How Was Plaster Made in Ancient Times?

Plaster is a versatile and durable building material that has been used for centuries. Its use dates back to ancient times, where it was used to create beautiful and intricate designs on walls and ceilings.

But how was plaster made in ancient times? Let’s take a closer look.

The Origins of Plaster

The use of plaster can be traced back to the ancient civilizations of Egypt, Greece, and Rome. These civilizations used plaster to create intricate designs on their walls and ceilings, as well as to make molds for pottery and sculpture.

The Ingredients

The basic ingredients for making plaster have remained relatively unchanged over time. Plaster is made from a mixture of lime or gypsum, sand or ash, and water.

In ancient times, lime was often used because it was readily available and easy to work with. Gypsum was also used but was less common.

The Process

To make plaster in ancient times, the lime or gypsum was first heated in a kiln until it became powdery. The powder was then mixed with water to create a paste-like substance. Sand or ash was added to the mixture to help it set more quickly.

Once the paste had been mixed thoroughly, it was applied directly onto walls or ceilings using a trowel or other similar tool. The plaster was then smoothed out and left to dry for several days.

Decorative Effects

In addition to its practical uses as a building material, plaster was also valued for its decorative effects. In ancient times, artists would often use plaster to create intricate designs on walls and ceilings.

One popular technique involved applying multiple layers of plaster in different colors. The layers were then carved away using chisels or other tools to reveal the different colors underneath.

In Conclusion
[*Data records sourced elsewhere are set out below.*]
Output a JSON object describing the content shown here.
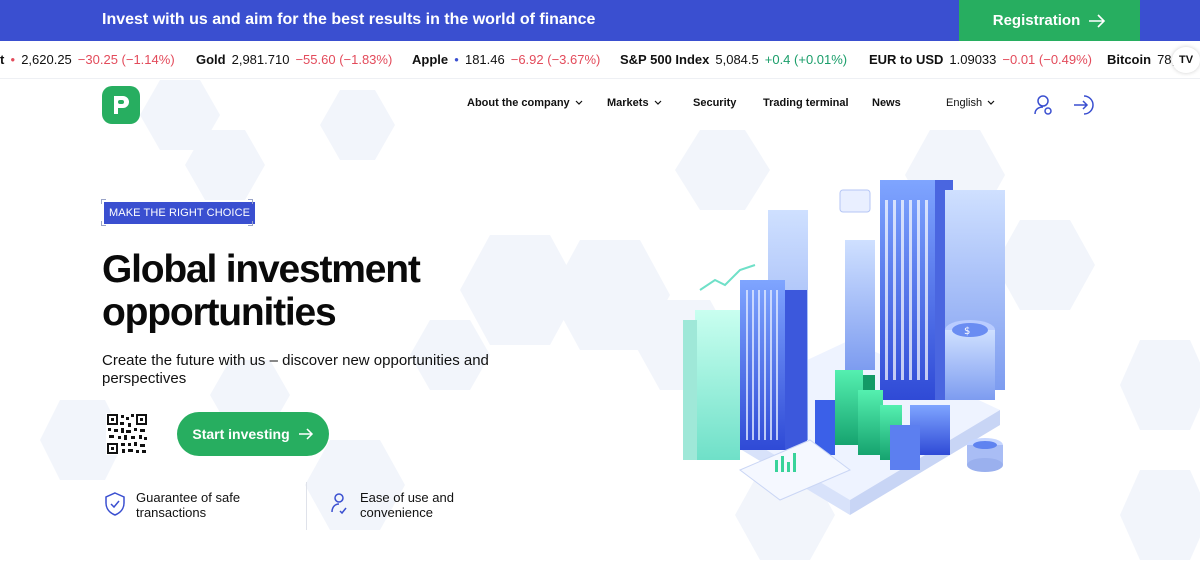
{
  "banner": {
    "text": "Invest with us and aim for the best results in the world of finance",
    "registration_label": "Registration"
  },
  "ticker": [
    {
      "name": "t",
      "price": "2,620.25",
      "change": "−30.25 (−1.14%)",
      "dir": "dn"
    },
    {
      "name": "Gold",
      "price": "2,981.710",
      "change": "−55.60 (−1.83%)",
      "dir": "dn"
    },
    {
      "name": "Apple",
      "price": "181.46",
      "change": "−6.92 (−3.67%)",
      "dir": "dn"
    },
    {
      "name": "S&P 500 Index",
      "price": "5,084.5",
      "change": "+0.4 (+0.01%)",
      "dir": "up"
    },
    {
      "name": "EUR to USD",
      "price": "1.09033",
      "change": "−0.01 (−0.49%)",
      "dir": "dn"
    },
    {
      "name": "Bitcoin",
      "price": "78,",
      "change": "",
      "dir": "up"
    }
  ],
  "tradingview_logo": "TV",
  "nav": {
    "about": "About the company",
    "markets": "Markets",
    "security": "Security",
    "terminal": "Trading terminal",
    "news": "News",
    "language": "English"
  },
  "hero": {
    "tag": "MAKE THE RIGHT CHOICE",
    "headline_line1": "Global investment",
    "headline_line2": "opportunities",
    "subtitle": "Create the future with us – discover new opportunities and perspectives",
    "start_label": "Start investing"
  },
  "features": [
    {
      "text": "Guarantee of safe transactions"
    },
    {
      "text": "Ease of use and convenience"
    }
  ],
  "colors": {
    "brand_blue": "#3a4fd0",
    "brand_green": "#27ae60",
    "up": "#1a9e6a",
    "down": "#e34b5b"
  }
}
In conclusion, while the process of making plaster has evolved over time, its basic ingredients and uses have remained relatively unchanged. Plaster has been used for centuries to create beautiful and durable designs on walls and ceilings, and its versatility continues to make it a popular choice among builders and artists today.